Dr. Ken Perkins, Interim Vice President of Academic Affairs, welcomed approximately 75 K-12 teachers and administrators who attended the event. Throughout the day, a variety of speakers addressed STEM learning with mobile devices. Dr. Frederic Bertley, Vice President of Science and Innovation at the Franklin Institute in Philadelphia, communicated the importance of providing STEM role models for children. He also shared with the audience the many programs the Franklin Institute has developed to promote science and technology.
Radford University professor Dr. Matt Dunleavy presented “Mobile Augmented Reality for Teaching and Learning.” Dunleavy provided examples of how to use augmented reality with students in various learning settings, including outdoor scavenger hunts and environmental monitoring. He emphasized how augmented reality through computer-generated imagery in live-video streams can enhance the perception of the real world and provide students with an engaging learning experience.
John Hendron, webmaster and supervisor of instructional technology for Goochland County Public Schools, demonstrated how to make a series of simple drawings using Logo Draw for iPad. Students can learn the basics of how to program, how to type, and the elementary basics of geometry while having fun drawing using this app. In addition to Logo Draw, Hendron also introduced several free and low-cost apps for the iPad that can foster student excitement in learning and applying various science and mathematics concepts. Another app for use on the iPad, Math Flyer, was presented by Patricia Jacobs and Jennifer Houchins from the Shodor Foundation. Math Flyer is an app that is targeted for older students and focused on using algebraic expressions and functions.

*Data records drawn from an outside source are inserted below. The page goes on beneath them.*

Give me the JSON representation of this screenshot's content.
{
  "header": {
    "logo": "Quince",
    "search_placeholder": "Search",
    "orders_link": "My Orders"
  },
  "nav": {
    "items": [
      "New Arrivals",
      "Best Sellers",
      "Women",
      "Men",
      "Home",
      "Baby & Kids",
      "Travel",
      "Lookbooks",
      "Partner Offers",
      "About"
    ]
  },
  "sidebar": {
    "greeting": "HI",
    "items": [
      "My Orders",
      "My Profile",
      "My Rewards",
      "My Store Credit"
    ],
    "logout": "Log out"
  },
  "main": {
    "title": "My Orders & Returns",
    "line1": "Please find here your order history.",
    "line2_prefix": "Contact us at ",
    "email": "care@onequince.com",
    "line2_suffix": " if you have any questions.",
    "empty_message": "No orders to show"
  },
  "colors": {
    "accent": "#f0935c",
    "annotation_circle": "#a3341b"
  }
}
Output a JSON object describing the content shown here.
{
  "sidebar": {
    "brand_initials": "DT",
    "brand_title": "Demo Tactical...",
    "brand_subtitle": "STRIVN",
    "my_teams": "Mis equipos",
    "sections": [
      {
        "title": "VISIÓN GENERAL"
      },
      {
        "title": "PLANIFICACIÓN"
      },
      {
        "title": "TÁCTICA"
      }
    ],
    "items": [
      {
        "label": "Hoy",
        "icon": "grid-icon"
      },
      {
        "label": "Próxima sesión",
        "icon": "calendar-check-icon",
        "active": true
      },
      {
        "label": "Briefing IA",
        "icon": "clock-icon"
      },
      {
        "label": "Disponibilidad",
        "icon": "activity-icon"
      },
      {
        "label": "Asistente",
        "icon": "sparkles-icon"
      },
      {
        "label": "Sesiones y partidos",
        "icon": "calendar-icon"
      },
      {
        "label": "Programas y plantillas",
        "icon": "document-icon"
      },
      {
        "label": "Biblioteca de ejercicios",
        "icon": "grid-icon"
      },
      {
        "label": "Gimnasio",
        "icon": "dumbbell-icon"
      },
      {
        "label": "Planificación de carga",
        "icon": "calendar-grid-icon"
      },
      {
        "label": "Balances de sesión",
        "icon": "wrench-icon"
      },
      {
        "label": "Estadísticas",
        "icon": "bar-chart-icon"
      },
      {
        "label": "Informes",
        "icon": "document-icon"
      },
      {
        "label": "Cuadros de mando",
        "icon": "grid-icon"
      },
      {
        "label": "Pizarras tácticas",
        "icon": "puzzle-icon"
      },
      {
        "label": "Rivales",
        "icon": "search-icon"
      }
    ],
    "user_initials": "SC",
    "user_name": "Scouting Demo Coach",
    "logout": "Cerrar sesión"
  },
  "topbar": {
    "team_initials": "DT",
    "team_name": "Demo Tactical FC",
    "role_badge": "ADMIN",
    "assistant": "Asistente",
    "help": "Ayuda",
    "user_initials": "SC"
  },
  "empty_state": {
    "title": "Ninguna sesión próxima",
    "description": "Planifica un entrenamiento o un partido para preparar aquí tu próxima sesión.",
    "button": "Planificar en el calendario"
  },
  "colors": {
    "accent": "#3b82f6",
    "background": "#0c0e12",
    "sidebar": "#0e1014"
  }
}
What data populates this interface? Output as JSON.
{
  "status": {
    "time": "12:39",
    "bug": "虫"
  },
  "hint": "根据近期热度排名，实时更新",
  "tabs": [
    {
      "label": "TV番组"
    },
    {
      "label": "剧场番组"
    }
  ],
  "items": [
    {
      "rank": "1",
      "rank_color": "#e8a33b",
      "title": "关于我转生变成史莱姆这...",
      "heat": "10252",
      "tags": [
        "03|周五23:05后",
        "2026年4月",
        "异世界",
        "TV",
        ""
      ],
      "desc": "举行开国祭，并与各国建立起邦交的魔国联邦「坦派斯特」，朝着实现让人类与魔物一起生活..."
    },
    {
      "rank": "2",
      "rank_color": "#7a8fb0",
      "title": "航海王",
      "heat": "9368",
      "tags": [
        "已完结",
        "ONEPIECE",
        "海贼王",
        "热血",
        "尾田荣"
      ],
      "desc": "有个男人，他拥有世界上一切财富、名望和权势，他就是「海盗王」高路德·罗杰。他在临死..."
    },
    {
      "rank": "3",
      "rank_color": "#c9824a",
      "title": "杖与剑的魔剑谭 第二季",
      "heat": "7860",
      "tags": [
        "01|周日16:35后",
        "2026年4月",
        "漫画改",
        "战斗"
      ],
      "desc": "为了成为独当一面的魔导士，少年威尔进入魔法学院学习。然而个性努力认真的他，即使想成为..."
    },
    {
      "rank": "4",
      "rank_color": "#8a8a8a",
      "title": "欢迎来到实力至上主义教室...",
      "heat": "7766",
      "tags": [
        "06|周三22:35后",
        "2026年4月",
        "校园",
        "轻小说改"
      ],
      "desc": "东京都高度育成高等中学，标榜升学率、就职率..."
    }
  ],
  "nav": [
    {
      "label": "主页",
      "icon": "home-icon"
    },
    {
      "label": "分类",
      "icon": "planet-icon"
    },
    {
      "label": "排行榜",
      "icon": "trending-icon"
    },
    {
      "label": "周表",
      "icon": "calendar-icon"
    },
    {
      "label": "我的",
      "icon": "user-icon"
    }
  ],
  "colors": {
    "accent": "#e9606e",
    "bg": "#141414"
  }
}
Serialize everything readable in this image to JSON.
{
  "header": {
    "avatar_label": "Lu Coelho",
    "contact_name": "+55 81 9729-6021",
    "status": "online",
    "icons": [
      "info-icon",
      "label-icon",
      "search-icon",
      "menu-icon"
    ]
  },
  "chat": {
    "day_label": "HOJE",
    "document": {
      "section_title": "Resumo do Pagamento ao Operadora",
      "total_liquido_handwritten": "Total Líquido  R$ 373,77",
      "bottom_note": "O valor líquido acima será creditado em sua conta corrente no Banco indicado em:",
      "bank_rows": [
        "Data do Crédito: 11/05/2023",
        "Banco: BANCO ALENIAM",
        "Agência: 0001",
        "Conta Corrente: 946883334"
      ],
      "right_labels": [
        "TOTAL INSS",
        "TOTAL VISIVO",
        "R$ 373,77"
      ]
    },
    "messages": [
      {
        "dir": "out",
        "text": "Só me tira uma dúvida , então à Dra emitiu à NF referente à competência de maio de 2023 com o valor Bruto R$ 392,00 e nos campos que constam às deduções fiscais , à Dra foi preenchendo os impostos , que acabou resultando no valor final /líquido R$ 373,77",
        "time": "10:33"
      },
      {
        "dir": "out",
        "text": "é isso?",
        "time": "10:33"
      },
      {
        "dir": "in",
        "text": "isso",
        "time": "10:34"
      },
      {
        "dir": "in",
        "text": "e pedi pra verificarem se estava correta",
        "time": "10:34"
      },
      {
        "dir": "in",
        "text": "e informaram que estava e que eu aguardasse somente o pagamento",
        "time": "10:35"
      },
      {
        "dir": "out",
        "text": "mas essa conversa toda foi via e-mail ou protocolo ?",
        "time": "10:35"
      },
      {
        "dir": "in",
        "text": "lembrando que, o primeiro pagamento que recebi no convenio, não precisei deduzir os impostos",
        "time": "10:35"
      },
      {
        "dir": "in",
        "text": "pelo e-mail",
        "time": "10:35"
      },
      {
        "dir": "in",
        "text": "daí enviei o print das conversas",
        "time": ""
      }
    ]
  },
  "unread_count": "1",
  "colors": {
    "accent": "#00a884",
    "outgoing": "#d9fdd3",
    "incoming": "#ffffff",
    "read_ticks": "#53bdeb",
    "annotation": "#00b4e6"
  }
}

Stephanie Playton, ITTIP instructional design specialist, explained how she used the Smartphone with elementary students on a field trip to the zoo. Students used the phones to document their trip with pictures and text.
Dr. Kevin Kochersberger, research associate professor at Virginia Tech, presented “Smartphone Robotics: Concepts for the Wireless Generation.” Kochersberger presented the Smartphone as a new reality for the robotic generation. The Smartphone, as a flight controller, can be programmed to take sensory input with different applications. The real benefit of the Smartphone is the programming and simulation can be performed everywhere. Bill Wilson, senior technology engineer for SVRTC/ITTIP, demonstrated how a Smartphone app can operate a LEGO Mindstorm robot. Kochersberger inspired the audience with the “Strandbeast” which are creatures made from pvc pipe and powered by wind. The inventor of the Strandbeast is the Dutch artist, Theo Jansen.
Virginia Tech professors Dr. Brenda Brand and Dr. Mary Kasarda presented “Unpacking STEM” in which they shared their concerns about too few U.S. workers with strong backgrounds in STEM. In order to better prepare the workforce, they have created a partnership with the Montgomery County Schools FIRST Robotics high-school team and Virginia Tech. The students work with college engineering students to achieve a higher level of STEM learning.